Square 4 (Figs. 13, 14)
Two walls (W22, W39) that probably formed the corner of a room were exposed. The walls continued westward and a leveled surface between them was probably a doorway threshold. A tamped-soil floor (L111) that abutted the northern side of W22 was uncovered. The potsherds discovered below the floor (L116) mostly dated to the Umayyad period and included bowls (Fig. 12:2–5), jugs (Fig. 12:6, 7), a flask (Fig. 12:8) and a zoomorphic vessel (Fig. 12:9). In addition, a mold-decorated jug fragment (Fig. 12:10) and an intact lamp (Fig. 12:11) that dated to the Early Islamic period, were discovered.
Human bones were exposed atop the characteristic indigenous sand throughout the entire square and the excavation was suspended. The interred (five individuals) were aligned east–west, as customary in Muslim burials.
Numerous fragments of pottery vessels that dated to the Early and Late Islamic periods and a coin from the Mamluk period (Table 1:5) were found in the debris that had accumulated above the tombs.
Square 6 (Fig. 15)
A floor of mortar and stone fragments (thickness 0.1–0.2 m) was exposed in the eastern part of the square; the floor was overlain with stone collapse (height 2 m). Human bones, generally aligned east–west, were exposed in the northwestern and eastern parts of the square.
Fragments of pottery vessels that dated to the Early and Late Islamic periods and were not found in stratigraphic contexts, as well as an Ottoman coin (Table 1:6), were discovered.
The exposed building remains were most likely those of residential buildings; however, the distance between the excavation squares made it impossible to connect them.
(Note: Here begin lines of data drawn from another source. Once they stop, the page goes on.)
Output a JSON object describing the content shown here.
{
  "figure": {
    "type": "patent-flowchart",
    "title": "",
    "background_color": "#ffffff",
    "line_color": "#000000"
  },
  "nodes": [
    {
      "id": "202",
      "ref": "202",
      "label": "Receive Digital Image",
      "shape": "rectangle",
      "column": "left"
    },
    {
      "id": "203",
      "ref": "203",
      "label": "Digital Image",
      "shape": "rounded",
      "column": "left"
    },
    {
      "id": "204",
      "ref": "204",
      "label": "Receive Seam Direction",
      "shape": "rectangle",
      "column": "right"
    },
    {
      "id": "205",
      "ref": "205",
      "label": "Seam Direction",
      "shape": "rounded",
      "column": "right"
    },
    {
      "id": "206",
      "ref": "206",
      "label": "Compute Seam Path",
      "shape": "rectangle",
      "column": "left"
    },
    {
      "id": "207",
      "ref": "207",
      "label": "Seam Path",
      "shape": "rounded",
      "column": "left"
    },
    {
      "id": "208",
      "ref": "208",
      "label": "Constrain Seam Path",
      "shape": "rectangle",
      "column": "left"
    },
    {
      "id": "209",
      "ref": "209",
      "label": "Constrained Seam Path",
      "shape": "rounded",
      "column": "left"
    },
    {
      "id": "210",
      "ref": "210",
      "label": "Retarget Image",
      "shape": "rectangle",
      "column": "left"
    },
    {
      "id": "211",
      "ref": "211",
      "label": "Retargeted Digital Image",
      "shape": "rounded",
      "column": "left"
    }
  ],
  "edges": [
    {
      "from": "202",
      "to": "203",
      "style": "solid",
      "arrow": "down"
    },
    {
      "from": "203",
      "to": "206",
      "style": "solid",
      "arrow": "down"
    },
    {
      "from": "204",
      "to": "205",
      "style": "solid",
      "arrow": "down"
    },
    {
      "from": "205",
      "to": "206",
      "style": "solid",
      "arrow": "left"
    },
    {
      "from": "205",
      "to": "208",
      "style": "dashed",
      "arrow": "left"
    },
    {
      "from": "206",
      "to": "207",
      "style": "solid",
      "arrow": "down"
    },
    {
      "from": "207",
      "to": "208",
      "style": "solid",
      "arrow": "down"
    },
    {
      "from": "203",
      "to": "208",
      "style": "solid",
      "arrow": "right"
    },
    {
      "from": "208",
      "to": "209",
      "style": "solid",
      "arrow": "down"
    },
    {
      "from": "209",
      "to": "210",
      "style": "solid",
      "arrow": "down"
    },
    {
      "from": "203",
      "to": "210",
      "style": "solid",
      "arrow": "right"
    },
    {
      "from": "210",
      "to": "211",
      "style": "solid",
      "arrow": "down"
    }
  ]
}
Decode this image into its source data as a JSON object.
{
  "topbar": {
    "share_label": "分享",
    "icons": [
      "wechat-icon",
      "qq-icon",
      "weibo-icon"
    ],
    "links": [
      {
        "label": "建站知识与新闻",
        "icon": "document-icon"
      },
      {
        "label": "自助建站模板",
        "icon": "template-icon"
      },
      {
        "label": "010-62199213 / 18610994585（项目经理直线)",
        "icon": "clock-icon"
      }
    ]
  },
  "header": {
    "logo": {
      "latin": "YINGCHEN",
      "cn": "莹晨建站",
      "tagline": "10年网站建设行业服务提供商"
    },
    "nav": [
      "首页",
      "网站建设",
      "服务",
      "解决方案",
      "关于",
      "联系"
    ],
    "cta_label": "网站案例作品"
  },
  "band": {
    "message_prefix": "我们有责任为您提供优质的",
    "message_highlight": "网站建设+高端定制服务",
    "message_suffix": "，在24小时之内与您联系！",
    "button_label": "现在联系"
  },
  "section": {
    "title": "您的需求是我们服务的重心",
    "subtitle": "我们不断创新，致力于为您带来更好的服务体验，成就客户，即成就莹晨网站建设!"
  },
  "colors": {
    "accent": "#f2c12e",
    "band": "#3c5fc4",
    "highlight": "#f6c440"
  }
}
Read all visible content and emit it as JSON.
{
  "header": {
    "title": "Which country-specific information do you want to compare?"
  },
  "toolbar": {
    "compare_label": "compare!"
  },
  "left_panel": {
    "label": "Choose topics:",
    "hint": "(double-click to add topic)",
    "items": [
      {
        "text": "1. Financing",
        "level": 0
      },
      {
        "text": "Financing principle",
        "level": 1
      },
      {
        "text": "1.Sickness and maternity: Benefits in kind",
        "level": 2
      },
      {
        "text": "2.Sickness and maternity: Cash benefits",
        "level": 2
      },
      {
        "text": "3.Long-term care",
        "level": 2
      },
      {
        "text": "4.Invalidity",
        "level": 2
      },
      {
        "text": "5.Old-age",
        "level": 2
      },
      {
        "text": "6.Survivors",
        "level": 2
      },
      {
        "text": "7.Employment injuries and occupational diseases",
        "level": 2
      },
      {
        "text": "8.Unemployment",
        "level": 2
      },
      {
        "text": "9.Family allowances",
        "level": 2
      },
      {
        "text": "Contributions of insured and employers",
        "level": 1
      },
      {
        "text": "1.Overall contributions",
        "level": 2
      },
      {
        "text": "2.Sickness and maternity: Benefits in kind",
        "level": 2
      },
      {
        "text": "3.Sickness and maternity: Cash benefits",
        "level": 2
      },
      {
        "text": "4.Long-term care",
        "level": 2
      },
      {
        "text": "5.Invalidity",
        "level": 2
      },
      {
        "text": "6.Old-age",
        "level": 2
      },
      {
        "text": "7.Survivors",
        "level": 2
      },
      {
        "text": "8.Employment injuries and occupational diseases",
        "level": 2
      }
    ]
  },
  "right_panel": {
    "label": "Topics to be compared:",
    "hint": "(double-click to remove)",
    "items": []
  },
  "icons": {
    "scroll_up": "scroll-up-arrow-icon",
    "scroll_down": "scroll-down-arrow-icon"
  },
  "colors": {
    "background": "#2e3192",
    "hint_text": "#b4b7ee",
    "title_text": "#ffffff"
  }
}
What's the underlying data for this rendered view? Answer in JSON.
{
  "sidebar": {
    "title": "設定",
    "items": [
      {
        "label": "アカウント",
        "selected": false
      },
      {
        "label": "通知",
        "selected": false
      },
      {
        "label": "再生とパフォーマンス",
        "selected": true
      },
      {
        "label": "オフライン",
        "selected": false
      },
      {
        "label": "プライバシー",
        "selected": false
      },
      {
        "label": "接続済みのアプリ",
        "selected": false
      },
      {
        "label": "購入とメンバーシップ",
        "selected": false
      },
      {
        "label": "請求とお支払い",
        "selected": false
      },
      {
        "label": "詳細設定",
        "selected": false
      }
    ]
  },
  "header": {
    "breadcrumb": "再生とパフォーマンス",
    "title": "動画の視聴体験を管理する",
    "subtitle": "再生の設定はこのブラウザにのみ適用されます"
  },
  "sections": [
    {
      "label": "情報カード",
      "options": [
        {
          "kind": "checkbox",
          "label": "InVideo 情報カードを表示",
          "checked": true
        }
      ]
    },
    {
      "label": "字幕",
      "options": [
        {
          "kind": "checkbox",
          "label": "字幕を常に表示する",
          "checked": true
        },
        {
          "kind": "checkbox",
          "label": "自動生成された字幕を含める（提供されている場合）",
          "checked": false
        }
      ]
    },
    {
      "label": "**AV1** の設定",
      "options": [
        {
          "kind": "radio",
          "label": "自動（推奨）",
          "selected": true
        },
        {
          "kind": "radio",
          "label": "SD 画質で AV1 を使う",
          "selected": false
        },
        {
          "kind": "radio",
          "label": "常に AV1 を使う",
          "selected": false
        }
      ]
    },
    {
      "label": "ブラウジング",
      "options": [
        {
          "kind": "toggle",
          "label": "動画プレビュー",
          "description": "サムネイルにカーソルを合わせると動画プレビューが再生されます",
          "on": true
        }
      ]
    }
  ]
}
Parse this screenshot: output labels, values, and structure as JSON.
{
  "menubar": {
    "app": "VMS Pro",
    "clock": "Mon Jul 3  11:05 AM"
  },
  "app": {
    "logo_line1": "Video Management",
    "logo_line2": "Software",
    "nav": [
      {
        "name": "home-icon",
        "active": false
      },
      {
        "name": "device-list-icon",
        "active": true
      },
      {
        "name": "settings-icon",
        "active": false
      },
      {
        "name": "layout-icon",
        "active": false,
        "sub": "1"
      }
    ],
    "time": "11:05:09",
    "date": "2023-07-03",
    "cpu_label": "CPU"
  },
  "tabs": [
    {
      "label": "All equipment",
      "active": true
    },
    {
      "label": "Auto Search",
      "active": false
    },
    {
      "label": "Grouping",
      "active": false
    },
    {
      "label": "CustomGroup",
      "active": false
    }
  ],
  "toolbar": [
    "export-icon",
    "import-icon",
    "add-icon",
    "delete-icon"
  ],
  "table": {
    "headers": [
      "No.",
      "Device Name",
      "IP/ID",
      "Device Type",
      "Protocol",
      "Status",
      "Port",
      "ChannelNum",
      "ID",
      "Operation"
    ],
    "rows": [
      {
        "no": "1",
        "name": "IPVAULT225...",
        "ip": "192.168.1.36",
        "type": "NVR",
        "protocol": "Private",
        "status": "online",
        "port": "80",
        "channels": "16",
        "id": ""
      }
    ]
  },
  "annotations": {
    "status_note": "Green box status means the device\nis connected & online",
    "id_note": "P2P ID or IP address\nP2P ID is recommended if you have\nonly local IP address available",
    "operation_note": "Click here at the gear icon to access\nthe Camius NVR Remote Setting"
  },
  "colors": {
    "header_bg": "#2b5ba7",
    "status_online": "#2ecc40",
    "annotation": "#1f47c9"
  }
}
Probe trenches that yielded no building remains were dug in the vacant areas between the squares and it seems that the construction in the area was sparse. The tombs exposed on top of the sand belonged, in all likelihood, to the first burial phases in Umayyad Ramla; they probably indicated the boundaries of the city, which was located to their south and west. Land for construction was increasingly sought for during the accelerated development of the city in the Abbasid period (eighth–tenth centuries CE); the result was building in areas that had been used for burial up until then. The absence of architectural remains from later periods (twelfth century CE onward) was probably related to the earthquakes that had struck the city during the eleventh century CE and caused extensive destruction. The masonry stones were probably taken for rebuilding the new city.